In March of 2014 I had my first of three surgeries, performed by a world-renowned surgeon in Cincinnati, Ohio. I was out of the hospital, from a surgery where a doctor cut into my stomach laparoscopically, took out my entire colon, with the exception of a small portion of the lower bowel, and sewed me back up with a piece of my bowel exposed on my stomach and my trusty “bag” (appliance or pouch=correct terminology), in three days.
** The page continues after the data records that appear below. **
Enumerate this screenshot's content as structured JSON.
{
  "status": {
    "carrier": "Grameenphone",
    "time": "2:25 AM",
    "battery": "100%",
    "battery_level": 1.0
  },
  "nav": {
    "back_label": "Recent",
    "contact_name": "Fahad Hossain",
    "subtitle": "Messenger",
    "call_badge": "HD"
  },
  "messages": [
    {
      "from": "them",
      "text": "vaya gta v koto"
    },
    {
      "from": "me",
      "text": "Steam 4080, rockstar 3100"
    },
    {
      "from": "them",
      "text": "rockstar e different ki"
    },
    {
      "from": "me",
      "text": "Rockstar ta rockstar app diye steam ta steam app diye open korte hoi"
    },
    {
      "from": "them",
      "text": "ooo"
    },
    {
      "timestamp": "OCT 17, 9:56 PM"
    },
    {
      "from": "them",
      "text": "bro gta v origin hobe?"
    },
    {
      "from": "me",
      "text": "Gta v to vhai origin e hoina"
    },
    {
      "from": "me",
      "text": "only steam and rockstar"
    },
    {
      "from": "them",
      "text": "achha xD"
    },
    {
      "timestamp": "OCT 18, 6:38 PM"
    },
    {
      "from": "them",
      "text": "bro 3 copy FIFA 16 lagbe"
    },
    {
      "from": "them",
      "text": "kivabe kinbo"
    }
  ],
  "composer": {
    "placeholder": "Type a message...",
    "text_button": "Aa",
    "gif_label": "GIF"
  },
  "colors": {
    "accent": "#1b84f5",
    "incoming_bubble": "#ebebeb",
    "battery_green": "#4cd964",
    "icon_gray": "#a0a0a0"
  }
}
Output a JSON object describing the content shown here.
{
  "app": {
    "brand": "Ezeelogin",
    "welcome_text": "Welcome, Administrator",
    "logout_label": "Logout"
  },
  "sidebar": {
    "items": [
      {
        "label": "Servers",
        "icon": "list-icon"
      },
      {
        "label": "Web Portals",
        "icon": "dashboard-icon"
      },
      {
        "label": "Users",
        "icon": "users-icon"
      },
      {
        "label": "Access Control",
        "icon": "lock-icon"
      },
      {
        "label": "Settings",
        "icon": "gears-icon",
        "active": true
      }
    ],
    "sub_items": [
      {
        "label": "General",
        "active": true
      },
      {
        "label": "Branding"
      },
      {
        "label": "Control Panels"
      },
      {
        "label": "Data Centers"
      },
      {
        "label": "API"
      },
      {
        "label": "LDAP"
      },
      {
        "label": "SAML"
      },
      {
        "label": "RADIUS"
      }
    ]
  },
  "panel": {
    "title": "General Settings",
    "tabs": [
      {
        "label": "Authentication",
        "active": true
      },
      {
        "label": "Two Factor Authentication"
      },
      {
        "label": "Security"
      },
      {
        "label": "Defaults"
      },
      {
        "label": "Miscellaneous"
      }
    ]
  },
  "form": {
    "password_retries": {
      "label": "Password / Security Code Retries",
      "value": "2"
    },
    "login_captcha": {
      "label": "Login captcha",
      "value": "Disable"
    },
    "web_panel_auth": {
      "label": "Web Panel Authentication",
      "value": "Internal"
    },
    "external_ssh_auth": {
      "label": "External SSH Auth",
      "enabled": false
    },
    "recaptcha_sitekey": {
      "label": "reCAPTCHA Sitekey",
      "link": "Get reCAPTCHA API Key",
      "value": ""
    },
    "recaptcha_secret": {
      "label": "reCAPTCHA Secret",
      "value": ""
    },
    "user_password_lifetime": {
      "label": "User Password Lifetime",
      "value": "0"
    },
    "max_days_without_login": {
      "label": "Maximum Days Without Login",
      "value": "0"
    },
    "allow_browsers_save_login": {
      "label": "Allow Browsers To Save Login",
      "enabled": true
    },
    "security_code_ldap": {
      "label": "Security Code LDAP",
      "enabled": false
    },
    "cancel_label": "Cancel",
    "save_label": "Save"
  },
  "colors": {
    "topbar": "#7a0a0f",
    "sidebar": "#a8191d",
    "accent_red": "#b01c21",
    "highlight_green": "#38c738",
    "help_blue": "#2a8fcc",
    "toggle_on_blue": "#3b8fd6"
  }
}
I recovered, generally speaking, very quickly; and I specifically remember going on small weekend fishing trips and working out within just a few weeks of this life-changing and life-saving surgical procedure.  The intent, at the time, was to internally reconnect the remaining bowel to the tissue serving as my stoma (external pouch) so that I no longer would have to wear my appliance (a j-pouch procedure).  However, for months I continued to suffer with severe cramping, bleeding and other disabling symptoms, so the decision was made to remove the remainder of my bowel causing these troubles, hence leaving me with a permanent ileostomy (the “bag”).  Honestly, again, I didn’t think twice about it…I had dealt with so much pain for over seven years and the months between surgeries was enough to make me realize that a permanent solution was needed , and I could learn to live with my appliance…and that is what I am doing!  It has not been easy, in fact, it hasn’t even been hard…it goes beyond that; the difficulty is immense, but I am making it literally one day at a time and since my last surgery about two months ago I have gone fishing (on a boat) over 10 times, hunted numerous times for different types of game and plan to continue these activities for the rest of my life.

Living with this pain and facing death, I have grown to appreciate and love the outdoors more than ever.  There is a sense of calm and peace you can only find on the water or back in the thickest part of the woods.  There is a much greater appreciation for life when you take an animal, and a thrill unlike any other when you hook a monster bass and pull him out of the lily-pads or grab hold of a down-rigged rod and fight in a major striper.  These adventures just taste better when you’ve been through the ringer with your health, and make it out on the other side to live to tell about it.

ostomy boat

I want to share these experiences with you, because as tough as living with IBD or an ostomy can be, it should never change your life (unless it is for the better); and I am going to tell you and SHOW you that living the outdoor lifestyle is possible with an appliance.  No, it is not always easy readying your blind, tree-stand or boat; sometimes you feel you may have to work doubly hard than the people around you, but the reward and the relaxation you earn is so much sweeter!!  Every blog that I publish on here, and every video or picture you will see, I am and will be using an ostomy appliance.  I cannot wait to bring you along on my adventures, and even more importantly…(insert the drumroll here)…I WANT TO HEAR AND SEE WHAT YOU ARE DOING OUTDOORS WITH YOUR OSTOMY “RIGHT ALONG SIDE” OF YOU!!

Be safe, have fun and I hope you enjoy the site!  I cannot wait to share my experiences, and see what you all have been doing in the great outdoors, without your colons!